Press conferences with politicians generally have always been torrid affairs.
Prime Ministers generally don't like them very much, they get questions out of left field and at times struggle to answer them.
Going way back to Rob Muldoon when I persisted asking him questions about an old Cabinet colleague mate of his Keith Allen and what became known as the Ministry of Silly Walks, he was none too happy.
We all knew Allan actually fell over in his apartment garden and snagged his shirt on a rose bush but claimed to have been beaten up on the short walk home from the Beehive and Bellamys. It turned out Allen, a thoroughly nice man, was hypoglycaemic, he was a diabetic and shouldn't have been drinking at Bellamys.
Knowing this, the question line was important, the possibility of a Cabinet Minister being assaulted, was a pretty serious claim. Muldoon would have none of it, threatening to raise my accreditation to work in the gallery with the then Speaker if I asked another question.
Of course, another question was immediately proffered, he refused to answer, and the Speaker was called on to reprimand me. He was an old, former gentleman farmer, Sir Richard Harrison and politely asked me to apologise to the Prime Minister, which of course didn't happen, essentially because the snap election was called in 1984 shortly afterwards by Muldoon and an apology wouldn't have happened anyway.
Press conferences are about asking questions, testing the politician.
The last widely popular Labour Prime Minister David Lange was so uncomfortable with them that at one stage he cancelled them altogether. As Press Gallery Chair at the time, it was my job to try and get them reinstated. In a meeting in his office on the 9th floor of the Beehive, Lange said he was sick of them.
"If I pick my nose, they'd show it on the six o'clock news," he opined. I suggested that was pretty easy to resolve, don't. He reinstated his press conferences.
Television is a Prime Minister's Holy Grail, their appearance on it means everything to them, hence our current leader's constant throw to the audience, on many occasions before she even looks up from her carefully scripted notes: Jessica, Tova.
Jacinda Ardern's press conferences are on a whole new level, she's had more practice at them than any other leader in recent history.
But for her, it's all about control, to cut off a line of questioning before something difficult takes hold. If it runs the risk of taking hold, she'll over talk the questioner through the power of the podium microphone and move on.
With the flick of a hand, she'll switch to another questioner. She's trained the media to raise their hands which allows her to rattle off the order in which the questions are to be asked.
If you're working to a deadline, which in radio is constant, it's of no consequence to Ardern, television takes precedence.
Admittedly the question she flicked away on her latest outing was probably one she wasn't too keen on taking - was she going to do more than a token visit to Auckland this Thursday?

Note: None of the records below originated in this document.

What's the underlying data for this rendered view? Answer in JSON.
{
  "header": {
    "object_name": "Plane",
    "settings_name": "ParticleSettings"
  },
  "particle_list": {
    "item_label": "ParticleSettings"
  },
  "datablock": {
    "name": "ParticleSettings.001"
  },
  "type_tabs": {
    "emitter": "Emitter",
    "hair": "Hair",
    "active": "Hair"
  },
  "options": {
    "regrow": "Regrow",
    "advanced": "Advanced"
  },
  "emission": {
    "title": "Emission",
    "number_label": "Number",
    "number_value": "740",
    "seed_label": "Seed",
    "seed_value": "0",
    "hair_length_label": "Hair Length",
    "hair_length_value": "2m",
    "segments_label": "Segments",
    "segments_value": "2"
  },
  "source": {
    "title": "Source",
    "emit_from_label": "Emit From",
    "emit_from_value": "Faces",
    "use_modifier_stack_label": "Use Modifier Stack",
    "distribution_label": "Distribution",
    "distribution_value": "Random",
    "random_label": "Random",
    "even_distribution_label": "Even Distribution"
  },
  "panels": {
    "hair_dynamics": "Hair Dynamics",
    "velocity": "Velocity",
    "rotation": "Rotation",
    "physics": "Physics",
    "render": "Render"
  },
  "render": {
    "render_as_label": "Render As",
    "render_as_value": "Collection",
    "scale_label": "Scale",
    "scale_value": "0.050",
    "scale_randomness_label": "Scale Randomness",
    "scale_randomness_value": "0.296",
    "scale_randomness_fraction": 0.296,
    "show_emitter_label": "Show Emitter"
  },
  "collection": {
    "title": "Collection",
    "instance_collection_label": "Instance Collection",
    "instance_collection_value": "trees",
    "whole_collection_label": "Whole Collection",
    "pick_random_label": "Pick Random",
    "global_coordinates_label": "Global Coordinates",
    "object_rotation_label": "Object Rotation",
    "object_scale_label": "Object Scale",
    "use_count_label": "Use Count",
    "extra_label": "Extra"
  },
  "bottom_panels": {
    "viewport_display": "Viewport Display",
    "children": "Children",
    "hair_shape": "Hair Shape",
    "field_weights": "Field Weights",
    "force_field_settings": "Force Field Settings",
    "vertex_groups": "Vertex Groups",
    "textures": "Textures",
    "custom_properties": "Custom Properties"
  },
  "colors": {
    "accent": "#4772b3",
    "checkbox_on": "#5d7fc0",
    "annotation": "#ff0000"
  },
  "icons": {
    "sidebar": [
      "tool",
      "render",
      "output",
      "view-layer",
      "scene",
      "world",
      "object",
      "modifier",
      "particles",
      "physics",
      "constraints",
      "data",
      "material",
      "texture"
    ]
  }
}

The current crop has all been media trained like no other occupants in the Beehive. The same modus operandi has been adopted by Ardern's fellow preachers from the pulpit - Grant Robertson and Chris Hipkins.
It's called media control but asking questions is called democracy and accountability.